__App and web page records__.
---*---
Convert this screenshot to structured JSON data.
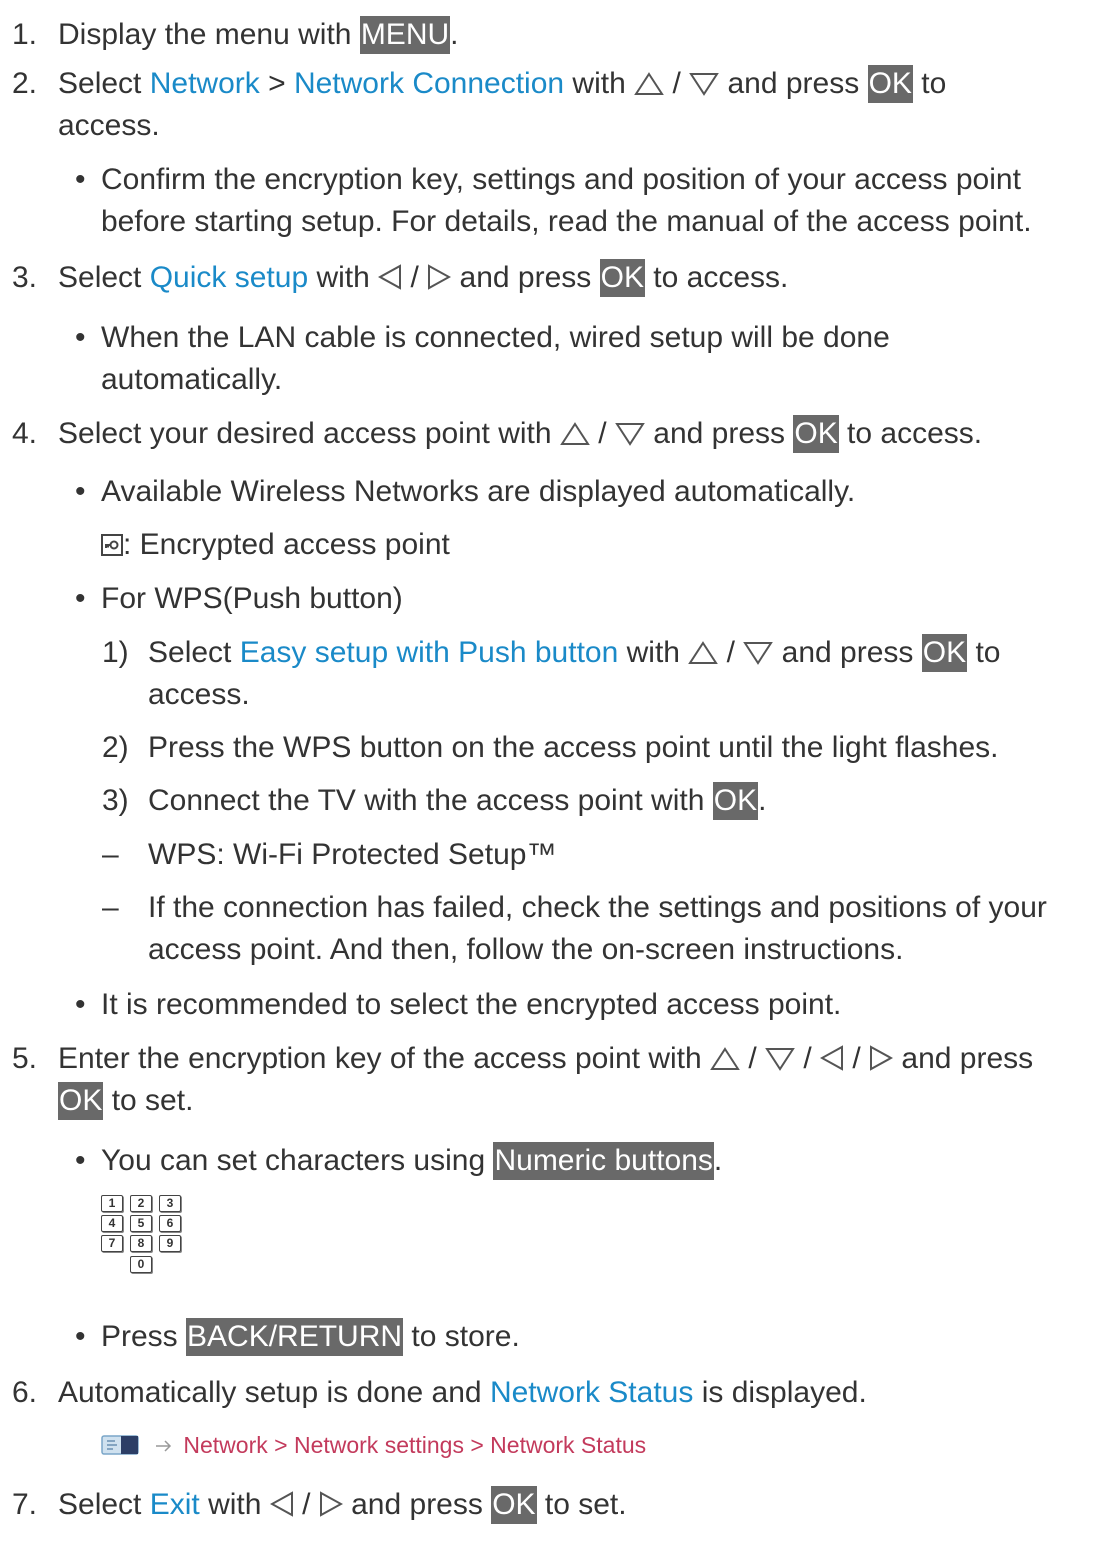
{
  "steps": [
    {
      "num": "1.",
      "t1": "Display the menu with ",
      "key": "MENU",
      "t2": "."
    },
    {
      "num": "2.",
      "t1": "Select ",
      "link1": "Network",
      "t2": " > ",
      "link2": "Network Connection",
      "t3": " with ",
      "t4": " / ",
      "t5": " and press ",
      "key": "OK",
      "t6": " to",
      "line2": "access."
    },
    {
      "num": "3.",
      "t1": "Select ",
      "link1": "Quick setup",
      "t2": " with ",
      "t3": " / ",
      "t4": " and press ",
      "key": "OK",
      "t5": " to access."
    },
    {
      "num": "4.",
      "t1": "Select your desired access point with ",
      "t2": " / ",
      "t3": " and press ",
      "key": "OK",
      "t4": " to access."
    },
    {
      "num": "5.",
      "t1": "Enter the encryption key of the access point with ",
      "s1": " / ",
      "s2": " / ",
      "s3": " / ",
      "t2": " and press",
      "key": "OK",
      "t3": " to set."
    },
    {
      "num": "6.",
      "t1": "Automatically setup is done and ",
      "link1": "Network Status",
      "t2": " is displayed."
    },
    {
      "num": "7.",
      "t1": "Select ",
      "link1": "Exit",
      "t2": " with ",
      "t3": " / ",
      "t4": " and press ",
      "key": "OK",
      "t5": " to set."
    }
  ],
  "bullets": {
    "b2": {
      "l1": "Confirm the encryption key, settings and position of your access point",
      "l2": "before starting setup. For details, read the manual of the access point."
    },
    "b3": {
      "l1": "When the LAN cable is connected, wired setup will be done",
      "l2": "automatically."
    },
    "b4a": "Available Wireless Networks are displayed automatically.",
    "b4a_icon_text": ": Encrypted access point",
    "b4b": "For WPS(Push button)",
    "wps1": {
      "num": "1)",
      "t1": "Select ",
      "link": "Easy setup with Push button",
      "t2": " with ",
      "t3": " / ",
      "t4": " and press ",
      "key": "OK",
      "t5": " to",
      "line2": "access."
    },
    "wps2": {
      "num": "2)",
      "text": "Press the WPS button on the access point until the light flashes."
    },
    "wps3": {
      "num": "3)",
      "t1": "Connect the TV with the access point with ",
      "key": "OK",
      "t2": "."
    },
    "dash1": "WPS: Wi-Fi Protected Setup™",
    "dash2": {
      "l1": "If the connection has failed, check the settings and positions of your",
      "l2": "access point. And then, follow the on-screen instructions."
    },
    "b4c": "It is recommended to select the encrypted access point.",
    "b5a": {
      "t1": "You can set characters using ",
      "key": "Numeric buttons",
      "t2": "."
    },
    "b5b": {
      "t1": "Press ",
      "key": "BACK/RETURN",
      "t2": " to store."
    }
  },
  "numpad": [
    "1",
    "2",
    "3",
    "4",
    "5",
    "6",
    "7",
    "8",
    "9",
    "0"
  ],
  "bullet_char": "•",
  "dash_char": "–",
  "path6": "Network > Network settings > Network Status",
  "colors": {
    "link": "#1a8ac8",
    "path_link": "#c33a5c",
    "key_bg": "#696969",
    "text": "#333333"
  }
}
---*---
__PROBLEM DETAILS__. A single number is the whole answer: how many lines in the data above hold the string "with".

__COMPLETED TASK__. 9